An autoethnographic account of a leader's transformation through organization expansion
This dissertation is an autoethnographic account of the processes and transformation undergone by a school leader to expand an educational organization into a new geographical region. The account operates on multiple levels to uncover the political, social, and racial obstacles that arise while securing support for and opening a charter school. By utilizing autoethnography and grounded theory, I expose the numerous external factors that complicate the process and shape my decision-making. In this account, these external factors are the pre-existing political and social factions that challenge the opening of the charter school.

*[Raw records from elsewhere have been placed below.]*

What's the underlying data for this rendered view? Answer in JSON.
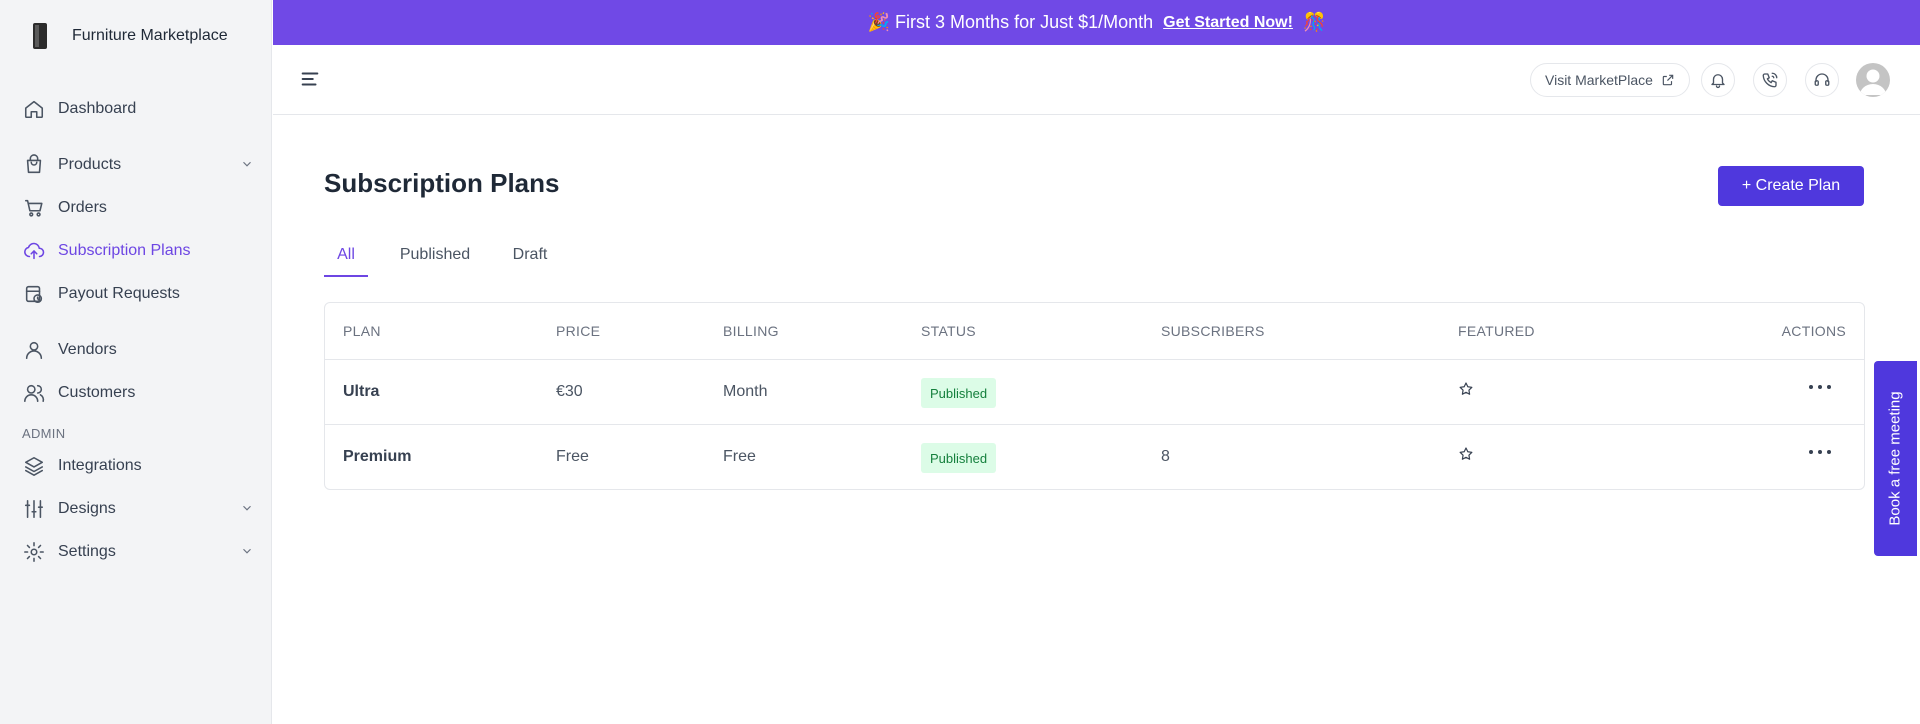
{
  "brand": {
    "name": "Furniture Marketplace"
  },
  "banner": {
    "text": "🎉 First 3 Months for Just $1/Month",
    "link": "Get Started Now!",
    "emoji_end": "🎊"
  },
  "header": {
    "visit_label": "Visit MarketPlace"
  },
  "sidebar": {
    "items": [
      {
        "label": "Dashboard"
      },
      {
        "label": "Products"
      },
      {
        "label": "Orders"
      },
      {
        "label": "Subscription Plans"
      },
      {
        "label": "Payout Requests"
      },
      {
        "label": "Vendors"
      },
      {
        "label": "Customers"
      },
      {
        "label": "Integrations"
      },
      {
        "label": "Designs"
      },
      {
        "label": "Settings"
      }
    ],
    "section_admin": "ADMIN"
  },
  "page": {
    "title": "Subscription Plans",
    "create_label": "+ Create Plan"
  },
  "tabs": [
    {
      "label": "All"
    },
    {
      "label": "Published"
    },
    {
      "label": "Draft"
    }
  ],
  "table": {
    "headers": [
      "PLAN",
      "PRICE",
      "BILLING",
      "STATUS",
      "SUBSCRIBERS",
      "FEATURED",
      "ACTIONS"
    ],
    "rows": [
      {
        "plan": "Ultra",
        "price": "€30",
        "billing": "Month",
        "status": "Published",
        "subscribers": ""
      },
      {
        "plan": "Premium",
        "price": "Free",
        "billing": "Free",
        "status": "Published",
        "subscribers": "8"
      }
    ]
  },
  "meeting": {
    "label": "Book a free meeting"
  },
  "colors": {
    "accent": "#6d46e3",
    "banner": "#7049e6",
    "button": "#4f38dd",
    "badge_bg": "#dcfce7",
    "badge_text": "#15803d"
  }
}
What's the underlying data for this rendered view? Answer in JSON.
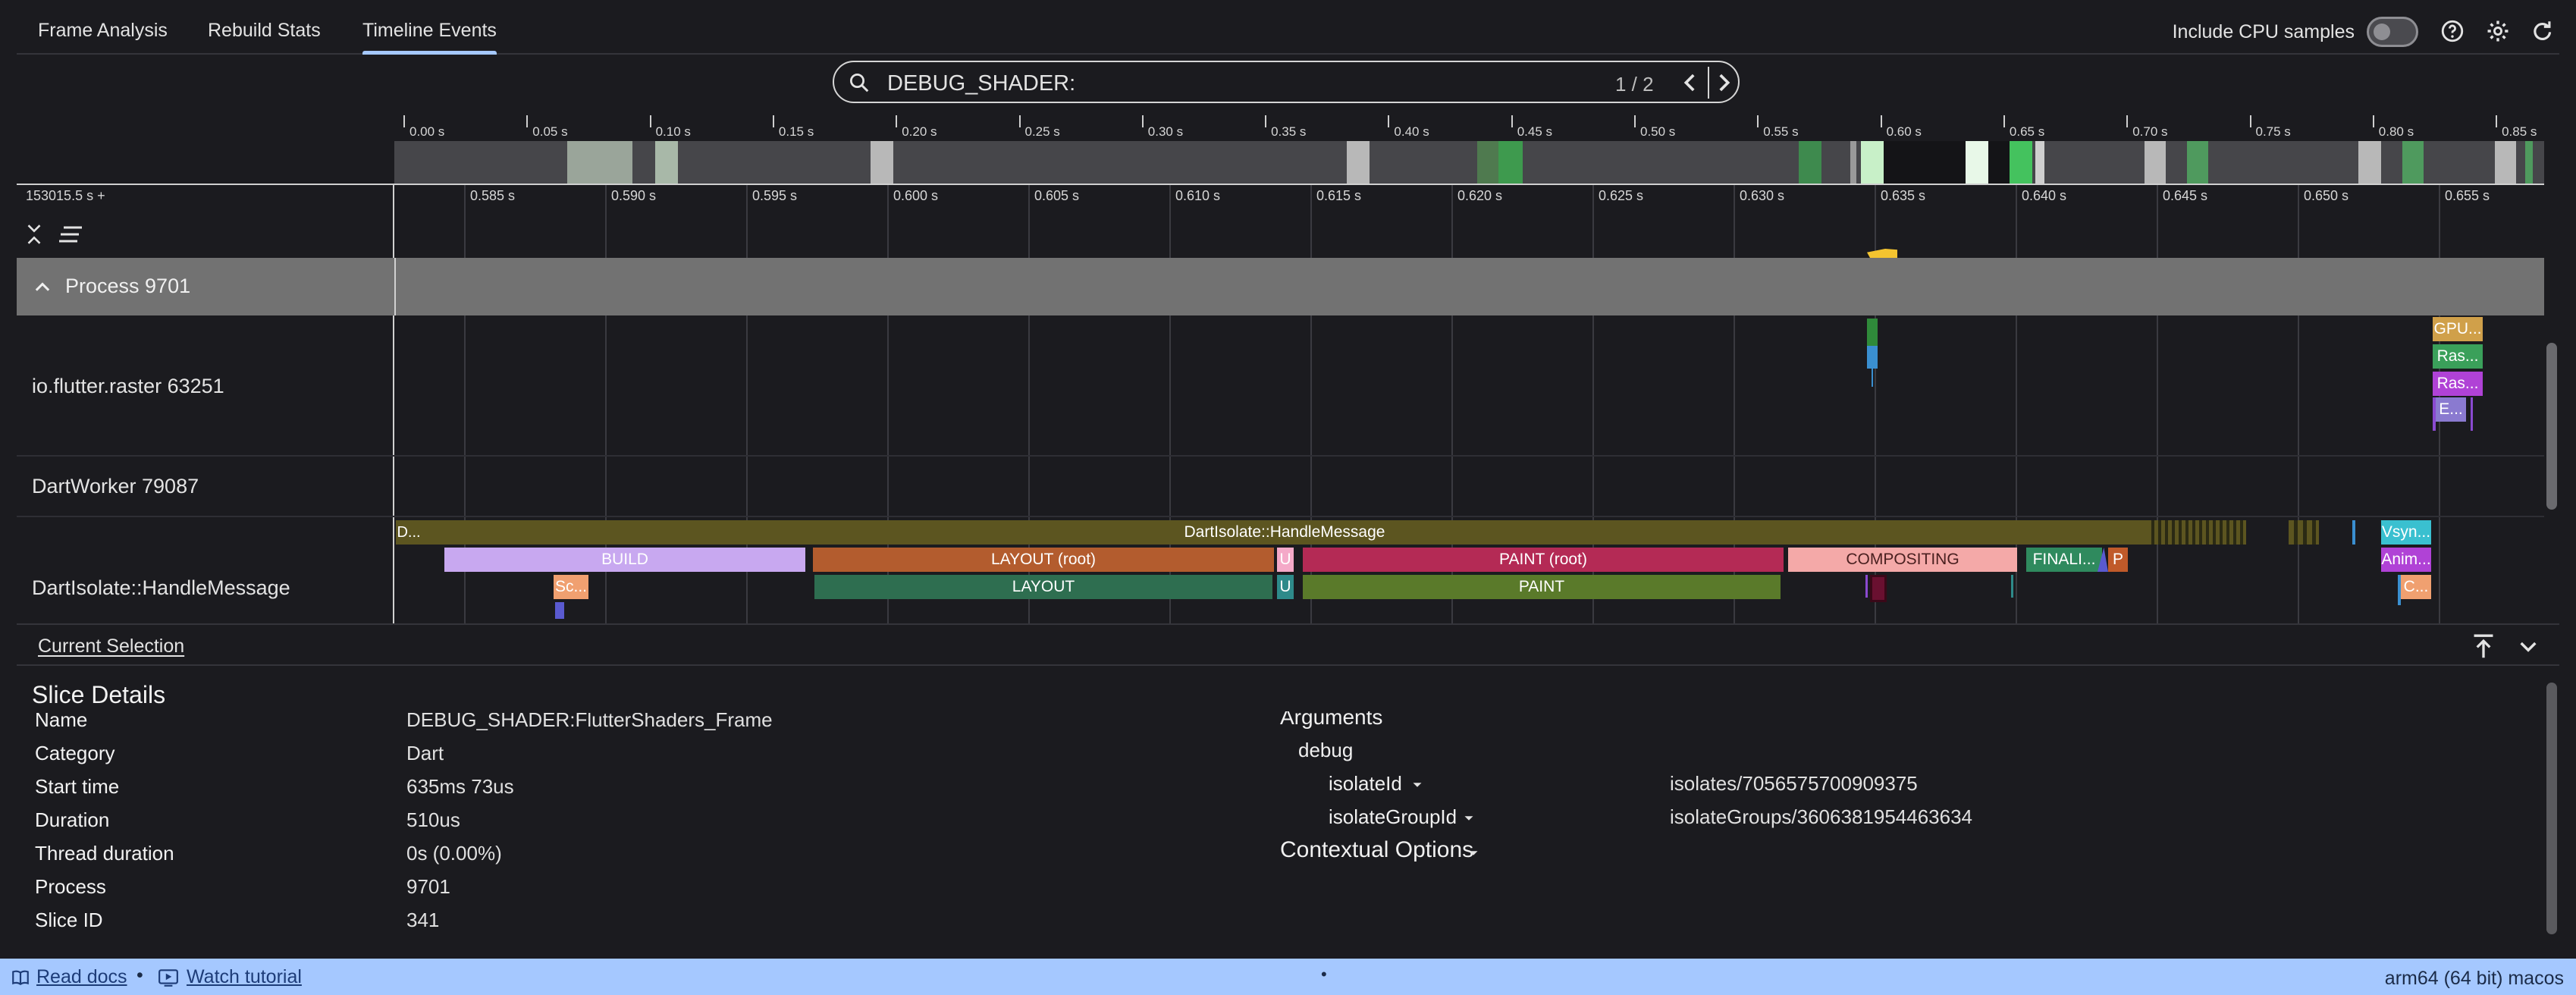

Opening the school required acknowledging existing power structures and understanding the status of stakeholders and how the structures pose challenges for the charter school. In many cases, a proactive, rather than reactive, strategy became essential to address challenges that were manifested in personal attacks. A major finding of the dissertation is that the challenges, though they appear on their faces to mirror standard anti-charter rhetoric, have at their base the history of race, class, and political positioning that are unique to a particular region. Contextualizing challenges within a specific region and within a unique situation revealed the implausibility of replication as a goal for charter school operators. This revelation transformed my belief system, while simultaneously clarifying the salience of adaptive versus technical procedures related to decision-making and leading in unknown territory.
Educational leadership|School administration
Reid, Charlene Marie, "An autoethnographic account of a leader's transformation through organization expansion" (2016). Dissertations available from ProQuest. AAI10188792.